SUPPLIED MATERIAL START

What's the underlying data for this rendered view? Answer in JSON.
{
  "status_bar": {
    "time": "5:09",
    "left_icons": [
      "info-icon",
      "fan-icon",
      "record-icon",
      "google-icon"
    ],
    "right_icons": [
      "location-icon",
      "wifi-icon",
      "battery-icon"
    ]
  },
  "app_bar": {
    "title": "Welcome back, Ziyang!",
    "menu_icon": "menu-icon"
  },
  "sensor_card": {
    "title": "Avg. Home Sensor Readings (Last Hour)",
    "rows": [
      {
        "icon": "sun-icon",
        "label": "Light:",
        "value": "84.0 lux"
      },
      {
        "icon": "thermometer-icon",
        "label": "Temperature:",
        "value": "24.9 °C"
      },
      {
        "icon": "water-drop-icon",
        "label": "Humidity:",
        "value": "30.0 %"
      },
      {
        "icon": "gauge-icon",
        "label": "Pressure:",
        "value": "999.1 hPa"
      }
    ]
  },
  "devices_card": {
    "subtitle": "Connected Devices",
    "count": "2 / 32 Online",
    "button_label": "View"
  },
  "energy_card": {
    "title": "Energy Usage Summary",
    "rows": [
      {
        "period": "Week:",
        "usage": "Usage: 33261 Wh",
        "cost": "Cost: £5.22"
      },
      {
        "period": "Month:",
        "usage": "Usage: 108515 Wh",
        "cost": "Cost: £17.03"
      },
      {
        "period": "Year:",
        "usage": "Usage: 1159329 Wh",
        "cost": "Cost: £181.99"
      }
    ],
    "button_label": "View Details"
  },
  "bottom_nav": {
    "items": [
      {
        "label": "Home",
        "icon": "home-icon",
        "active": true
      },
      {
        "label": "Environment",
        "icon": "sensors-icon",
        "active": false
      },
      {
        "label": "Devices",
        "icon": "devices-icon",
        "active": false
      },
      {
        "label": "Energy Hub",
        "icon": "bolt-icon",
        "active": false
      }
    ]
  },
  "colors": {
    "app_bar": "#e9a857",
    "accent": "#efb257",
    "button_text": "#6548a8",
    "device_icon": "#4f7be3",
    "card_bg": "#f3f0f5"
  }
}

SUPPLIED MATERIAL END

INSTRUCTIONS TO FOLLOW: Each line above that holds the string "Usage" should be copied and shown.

SOLUTION FOR THIS PROBLEM:
    "title": "Energy Usage Summary",
        "usage": "Usage: 33261 Wh",
        "usage": "Usage: 108515 Wh",
        "usage": "Usage: 1159329 Wh",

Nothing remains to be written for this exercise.